Listen again to the programme here: http://www.bbc.co.uk/programmes/p03bgxzt
Professor Ulf Schmidt and Professor (emeritus) David Welch from the School of History have been given the “green light” to curate a major exhibition on “The War of Nerves: Secret Science during the Cold War” in collaboration with Wellcome Collection.
US Civil Defense Poster (1951)
Current plans envisage the exhibition to open first at the Wende Museum, Los Angeles, before moving to the new, much expanded exhibition space at Wellcome Collection, London. The exhibition will be accompanied by a series of public engagement events and conference activities.
Further details and exhibition dates will be included here as soon as they are announced.
For more information on Professor Schmidt’s work within this area, including his new book, see here.
Professor Ulf Schmidt’s latest book Secret Science: A Century of Poison Warfare and Human Experiments has been used to inform an episode of BBC World Service’s Witness radio series.
Since acting as a principle expert witness on informed consent in the 2004 Inquest looking into the death of Ronald Maddison, a twenty-year-old Royal Air Force engineer who died after being exposed to a nerve agent at Porton Down in 1953, Professor Schmidt has researched and written about the history of medical ethics and national security in post-war British and European societies.
His latest work, Secret Science: A Century of Poison Warfare and Human Experiments, provides a comprehensive history of chemical and biological weapons research in Britain and North America by incorporating previously top secret military, scientific, and government archival material with interviews with servicemen and scientists whilst recognising developments in global debates on medical ethics.
Centre for the History of Sciences Fellow Sarah Craske has been involved in the production of a new art installation, commissioned to celebrate the 800th anniversary of the sealing of Magna Carta, and unveiled to the Queen and senior royals today (15th June 2015).
Prince William with artist Hew Locke, who designed ‘The Jurors’.
The piece, called ‘The Jurors’ by artist Hew Locke, has been installed at Runnymede, Surrey, where King John sealed the original document in 1215. It was unveiled to the Queen and other members of the Royal family, as well as Prime Minister David Cameron.

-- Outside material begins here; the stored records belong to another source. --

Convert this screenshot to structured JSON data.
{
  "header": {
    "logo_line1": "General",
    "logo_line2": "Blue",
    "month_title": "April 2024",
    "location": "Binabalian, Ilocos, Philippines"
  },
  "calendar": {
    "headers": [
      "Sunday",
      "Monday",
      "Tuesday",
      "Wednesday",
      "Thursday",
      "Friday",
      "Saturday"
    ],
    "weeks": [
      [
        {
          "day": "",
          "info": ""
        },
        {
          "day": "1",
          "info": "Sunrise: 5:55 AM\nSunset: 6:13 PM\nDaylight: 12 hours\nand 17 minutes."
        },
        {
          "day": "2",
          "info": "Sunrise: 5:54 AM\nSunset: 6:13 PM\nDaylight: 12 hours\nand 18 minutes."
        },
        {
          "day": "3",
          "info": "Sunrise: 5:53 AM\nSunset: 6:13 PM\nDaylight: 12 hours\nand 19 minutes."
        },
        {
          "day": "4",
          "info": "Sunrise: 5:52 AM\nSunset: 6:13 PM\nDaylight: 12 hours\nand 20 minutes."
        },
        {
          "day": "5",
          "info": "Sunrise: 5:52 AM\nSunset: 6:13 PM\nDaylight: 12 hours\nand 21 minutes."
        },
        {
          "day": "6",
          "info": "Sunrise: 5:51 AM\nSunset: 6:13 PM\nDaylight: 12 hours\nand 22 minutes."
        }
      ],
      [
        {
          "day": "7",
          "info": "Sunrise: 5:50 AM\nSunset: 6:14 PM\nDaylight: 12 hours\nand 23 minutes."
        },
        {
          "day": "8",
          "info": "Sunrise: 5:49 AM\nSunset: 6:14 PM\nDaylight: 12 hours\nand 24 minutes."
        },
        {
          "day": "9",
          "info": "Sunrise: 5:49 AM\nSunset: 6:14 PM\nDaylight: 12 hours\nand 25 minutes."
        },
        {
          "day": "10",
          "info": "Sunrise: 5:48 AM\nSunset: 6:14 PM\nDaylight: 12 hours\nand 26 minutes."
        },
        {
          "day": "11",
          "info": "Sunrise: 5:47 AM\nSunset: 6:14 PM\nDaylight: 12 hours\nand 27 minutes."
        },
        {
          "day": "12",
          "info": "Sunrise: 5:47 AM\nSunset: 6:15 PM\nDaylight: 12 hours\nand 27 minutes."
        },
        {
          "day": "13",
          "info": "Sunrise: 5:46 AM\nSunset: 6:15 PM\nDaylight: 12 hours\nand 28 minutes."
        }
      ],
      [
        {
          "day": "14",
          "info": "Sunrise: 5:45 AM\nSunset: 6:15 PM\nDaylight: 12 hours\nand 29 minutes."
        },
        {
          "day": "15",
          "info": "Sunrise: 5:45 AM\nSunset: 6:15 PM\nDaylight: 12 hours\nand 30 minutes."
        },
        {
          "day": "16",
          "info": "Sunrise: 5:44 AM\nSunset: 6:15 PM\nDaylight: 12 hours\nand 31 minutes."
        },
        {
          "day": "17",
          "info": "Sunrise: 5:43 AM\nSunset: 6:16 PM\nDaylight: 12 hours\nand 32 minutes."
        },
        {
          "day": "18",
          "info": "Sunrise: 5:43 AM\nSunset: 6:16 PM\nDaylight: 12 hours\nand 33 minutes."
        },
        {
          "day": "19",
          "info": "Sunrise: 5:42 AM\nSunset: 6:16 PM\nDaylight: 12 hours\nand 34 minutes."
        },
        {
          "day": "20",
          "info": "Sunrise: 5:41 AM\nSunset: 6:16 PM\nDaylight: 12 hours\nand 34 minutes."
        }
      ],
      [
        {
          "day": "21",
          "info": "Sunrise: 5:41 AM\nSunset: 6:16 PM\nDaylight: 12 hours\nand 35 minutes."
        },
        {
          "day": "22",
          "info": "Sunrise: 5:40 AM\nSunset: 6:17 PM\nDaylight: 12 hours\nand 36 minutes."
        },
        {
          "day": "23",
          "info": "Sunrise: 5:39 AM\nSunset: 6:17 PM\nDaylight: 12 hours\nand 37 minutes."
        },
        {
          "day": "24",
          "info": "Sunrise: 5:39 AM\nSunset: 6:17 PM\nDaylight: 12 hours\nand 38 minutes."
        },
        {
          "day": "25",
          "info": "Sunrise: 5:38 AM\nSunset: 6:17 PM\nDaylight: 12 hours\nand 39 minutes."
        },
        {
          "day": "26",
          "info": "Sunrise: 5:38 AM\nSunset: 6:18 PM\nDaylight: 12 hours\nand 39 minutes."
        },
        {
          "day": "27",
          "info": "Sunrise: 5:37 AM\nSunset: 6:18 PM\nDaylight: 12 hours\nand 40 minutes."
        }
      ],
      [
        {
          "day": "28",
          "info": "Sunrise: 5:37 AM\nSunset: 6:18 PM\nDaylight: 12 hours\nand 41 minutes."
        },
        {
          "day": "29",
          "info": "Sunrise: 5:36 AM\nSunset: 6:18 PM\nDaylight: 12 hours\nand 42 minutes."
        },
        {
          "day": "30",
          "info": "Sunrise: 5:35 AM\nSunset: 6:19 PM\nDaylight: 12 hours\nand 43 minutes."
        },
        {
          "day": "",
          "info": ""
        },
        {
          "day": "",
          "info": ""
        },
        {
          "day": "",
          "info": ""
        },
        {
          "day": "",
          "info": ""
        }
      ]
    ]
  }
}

The installation includes 12 bronze chairs, casted by Sarah Craske and her team at Meltdowns Studios in Ramsgate.
Further information about the piece can be found here.